Why Focus on a STEM Career?

Science, Technology, Engineering and Math (STEM) are at the forefront of national educational concerns and HBCUs will play a critical role. The future competiveness of the United States has been related to its future production of talent in STEM fields. For minorities who have ever thought about being a scientist, technologist, engineer, or mathematician, the opportunities in the fields associated with STEM will continue to increase.

Parents and educators who encourage students to dream of being the next great scientist, engineer, technologist, or mathematician will also serve the future of our nation and planet.

Approximately 30 percent of America’s population is considered underrepresented minority (African American, Hispanic, and American Indian). These same segments are also of the fastest growing in a nation that is becoming more and more diverse. Approximately 10 percent of the underrepresented minority segment currently holds degrees in STEM fields mandating greater representation if America is to achieve its lofty goals. This trend is expected to create more opportunity for minorities in the STEM fields than at any time in our history.

The National Science Foundation and other notable sources have reported on the disproportionate share of African-American women and men who go on to earn Ph.D.s in the STEM fields and have noted that HBCUs stand tall in their contribution. When ranking the source of baccalaureate origin of African American Ph.D.s in the fields of science and engineering, HBCUs occupy approximately 70 percent of the top 15 slots in a ranking of the top 50 colleges/universities. This statistic alone speaks to the success of HBCUs and their ongoing success in developing talented African Americans.

STEM Careers Appropriate for Women?

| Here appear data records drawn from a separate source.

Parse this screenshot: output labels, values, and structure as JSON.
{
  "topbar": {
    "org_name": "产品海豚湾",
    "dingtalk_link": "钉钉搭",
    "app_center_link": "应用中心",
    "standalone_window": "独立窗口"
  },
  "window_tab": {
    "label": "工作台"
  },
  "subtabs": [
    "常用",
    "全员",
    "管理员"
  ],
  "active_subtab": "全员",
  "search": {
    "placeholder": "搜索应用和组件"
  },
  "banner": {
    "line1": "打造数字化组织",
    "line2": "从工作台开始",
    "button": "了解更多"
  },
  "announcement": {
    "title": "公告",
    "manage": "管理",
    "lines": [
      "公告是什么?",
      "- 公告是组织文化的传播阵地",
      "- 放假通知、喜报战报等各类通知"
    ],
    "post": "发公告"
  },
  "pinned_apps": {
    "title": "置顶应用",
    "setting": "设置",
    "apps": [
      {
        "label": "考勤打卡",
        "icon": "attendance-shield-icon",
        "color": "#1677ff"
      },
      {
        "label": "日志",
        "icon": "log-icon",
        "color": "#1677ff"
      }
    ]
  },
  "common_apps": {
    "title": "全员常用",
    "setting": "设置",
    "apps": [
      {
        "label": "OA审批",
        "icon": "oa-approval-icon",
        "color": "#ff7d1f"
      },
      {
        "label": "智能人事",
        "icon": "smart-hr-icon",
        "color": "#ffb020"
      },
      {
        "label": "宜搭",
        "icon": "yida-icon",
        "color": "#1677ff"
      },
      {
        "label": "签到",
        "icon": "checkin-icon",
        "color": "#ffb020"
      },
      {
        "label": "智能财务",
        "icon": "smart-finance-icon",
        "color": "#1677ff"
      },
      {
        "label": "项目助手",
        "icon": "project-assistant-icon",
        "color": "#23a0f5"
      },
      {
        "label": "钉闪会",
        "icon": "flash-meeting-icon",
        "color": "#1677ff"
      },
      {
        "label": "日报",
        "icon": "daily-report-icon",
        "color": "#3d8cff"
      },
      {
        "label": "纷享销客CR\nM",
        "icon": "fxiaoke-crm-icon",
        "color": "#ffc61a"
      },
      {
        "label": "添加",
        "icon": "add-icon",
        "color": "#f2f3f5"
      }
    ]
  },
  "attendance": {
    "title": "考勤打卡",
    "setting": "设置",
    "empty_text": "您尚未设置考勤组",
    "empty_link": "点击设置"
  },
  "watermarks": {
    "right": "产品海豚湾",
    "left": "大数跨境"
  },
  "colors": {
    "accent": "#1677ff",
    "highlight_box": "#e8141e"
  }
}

STEM careers should not be considered more appropriate for men than women. Statistics have been reported that, overall, women are less likely to major in STEM than men. However, amongst underrepresented minorities, the participation rates in STEM between men and women are very similar. When looking at some very interesting statistics that ranked the production of doctoral degrees per 1,000 undergraduates currently enrolled in the college, Spelman College, an all-girls HBCU, ranked at the top of all HBCUs producing Ph.D.s in STEM fields.

Preparation & Benefits

It is never too early to prepare for a STEM career. Parents and educators who encourage students to dream of being the next great scientist, engineer, technologist, or mathematician will also serve the future of our nation and planet.

An education in the sciences, technology, engineering, and math creates people who are capable of finding solutions to the problems faced by our world. Locally and globally, people with STEM degrees are helping create treatments and cures for diseases, generating ideas for sources of energy, understanding the impact of global warming, and better understanding space and deep space. Undergraduate and graduate programs in these fields provide highly skilled workers and researchers who can make constructive contributions in their field of employment. Their work improves all of our lives.